Saturday, August 21, 2010

Requirements Creep

In my last blog entry I mentioned how stressful things can get when we are not given good, or any, requirements for a project, beyond the ship date.  Right after I posted that, I happened to see a message on the IEEE P730 Working Group on Software Quality Assurance Standards email list, by Robin Goldsmith of Go Pro Management, that I thought was worth posting here.  With Robin's permission here is what he wrote:

       "A major cause of creep, quality problems, and overruns comes from the common failure to recognize that what most people call "requirements" (i.e., specifications) actually are a form of high-level design.  The word "specification" is  a synonym for design.  Requirements specifications are human-defined attributes of a product, system, or software which is a presumed way how to satisfy the REAL, business requirements deliverable whats that provide value when met.  The product and its specifications provide value if and only if they satisfy the REAL, business requirements.
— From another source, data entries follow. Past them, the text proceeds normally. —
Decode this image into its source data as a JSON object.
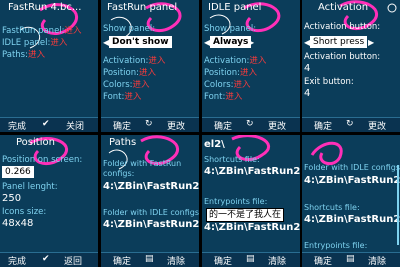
{
  "panels": [
    {
      "title": "FastRun 4.bc...",
      "rows": [
        {
          "label": "FastRun panel:",
          "value": "进入"
        },
        {
          "label": "IDLE panel:",
          "value": "进入"
        },
        {
          "label": "Paths:",
          "value": "进入"
        }
      ],
      "soft_left": "完成",
      "soft_right": "关闭"
    },
    {
      "title": "FastRun panel",
      "rows": [
        {
          "label": "Show panel:",
          "value": ""
        },
        {
          "label": "Activation:",
          "value": "进入"
        },
        {
          "label": "Position:",
          "value": "进入"
        },
        {
          "label": "Colors:",
          "value": "进入"
        },
        {
          "label": "Font:",
          "value": "进入"
        }
      ],
      "selector": "Don't show",
      "soft_left": "确定",
      "soft_right": "更改"
    },
    {
      "title": "IDLE panel",
      "rows": [
        {
          "label": "Show panel:",
          "value": ""
        },
        {
          "label": "Activation:",
          "value": "进入"
        },
        {
          "label": "Position:",
          "value": "进入"
        },
        {
          "label": "Colors:",
          "value": "进入"
        },
        {
          "label": "Font:",
          "value": "进入"
        }
      ],
      "selector": "Always",
      "soft_left": "确定",
      "soft_right": "更改"
    },
    {
      "title": "Activation",
      "rows": [
        {
          "label": "Activation button:",
          "value": ""
        },
        {
          "label": "4",
          "value": ""
        },
        {
          "label": "Exit button:",
          "value": ""
        },
        {
          "label": "4",
          "value": ""
        }
      ],
      "selector": "Short press",
      "soft_left": "确定",
      "soft_right": "更改"
    },
    {
      "title": "Position",
      "rows": [
        {
          "label": "Position on screen:",
          "value": ""
        },
        {
          "label": "0.266",
          "value": ""
        },
        {
          "label": "Panel lenght:",
          "value": ""
        },
        {
          "label": "250",
          "value": ""
        },
        {
          "label": "Icons size:",
          "value": ""
        },
        {
          "label": "48x48",
          "value": ""
        }
      ],
      "soft_left": "完成",
      "soft_right": "返回"
    },
    {
      "title": "Paths",
      "rows": [
        {
          "label": "Folder with FastRun configs:",
          "value": ""
        },
        {
          "label": "4:\\ZBin\\FastRun2\\panel1\\",
          "value": ""
        },
        {
          "label": "Folder with IDLE configs:",
          "value": ""
        },
        {
          "label": "4:\\ZBin\\FastRun2\\panel2\\",
          "value": ""
        }
      ],
      "soft_left": "确定",
      "soft_right": "清除"
    },
    {
      "title": "Paths",
      "rows": [
        {
          "label": "el2\\",
          "value": ""
        },
        {
          "label": "Shortcuts file:",
          "value": ""
        },
        {
          "label": "4:\\ZBin\\FastRun2\\shortcuts.txt",
          "value": ""
        },
        {
          "label": "Entrypoints file:",
          "value": ""
        },
        {
          "label": "4:\\ZBin\\FastRun2\\entrypoints.txt",
          "value": ""
        }
      ],
      "tooltip": "的一不是了我人在",
      "soft_left": "确定",
      "soft_right": "清除"
    },
    {
      "title": "Paths",
      "rows": [
        {
          "label": "Folder with IDLE configs:",
          "value": ""
        },
        {
          "label": "4:\\ZBin\\FastRun2\\panel2\\",
          "value": ""
        },
        {
          "label": "Shortcuts file:",
          "value": ""
        },
        {
          "label": "4:\\ZBin\\FastRun2\\shortcuts.txt",
          "value": ""
        },
        {
          "label": "Entrypoints file:",
          "value": ""
        }
      ],
      "soft_left": "确定",
      "soft_right": "清除"
    }
  ],
  "colors": {
    "panel_bg": "#0b3d5a",
    "label": "#7fd3f0",
    "value": "#ff3b3b",
    "swirl": "#ff2fb8"
  }
}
       Creep mainly occurs when the product/specifications fail to satisfy the REAL, business requirements, usually because the REAL business requirements have not been defined adequately, which in turn is mainly due to people thinking the product specifications are the requirements.

       The difference often is easier to see in an acquisition situation.  Most formal and informal Requests for Proposals (RFPs) specify the requirements of a product, system, or software the buyer thinks they need.  When the seller sells them such a product, the buyer--not the seller--is on the hook if the product fails to provide expected value.  In contrast, appropriate acquisition involves the seller proposing a product, system, or software to satisfy the buyer's described REAL business requirements.  Then the legal burden is on the seller if the proposed product fails to provide expected value.

       In addition to putting the burden of legal responsibility on the seller, there's a software engineering advantage of requesting the seller to propose a product that meets the buyer's REAL business requirements.  This gives the buyer the opportunity to take advantage of the seller's usually far greater knowledge of the subject area their product addresses, rather than having the less-informed buyer specify the product requirements.

       Well-formed formal and informal contracts and acquirer-supplier agreements  more reliably lead to success because they identify both high-level and detailed REAL business requirements, which usually include various constraints on how those requirements may be met.

       In effective product acquisitions, the seller does include a requirements specification in their proposal; and when the proposal is accepted by the buyer, the seller's entire proposal including any requirements specifications becomes part of the contract the seller is legally bound to deliver--by providing a product that conforms to the contracted requirements specifications.

       Of course, often the seller is engaged to develop a requirements specification as part of the contracted work.  Effective acquisitions then involve a separate subsequent proposal for providing a product that conforms to the requirements specification.  Especially for government acquisitions, the seller producing the requirements specification may be precluded from also proposing a product to meet the specifications they've defined."

Robin is the author of the book, Discovering REAL Business Requirements for Software Project Success; ISBN: 978-1580537704, which I've just added to my reading list.

It requires diligence from all of us to keep the Creeping Feature Creature at bay...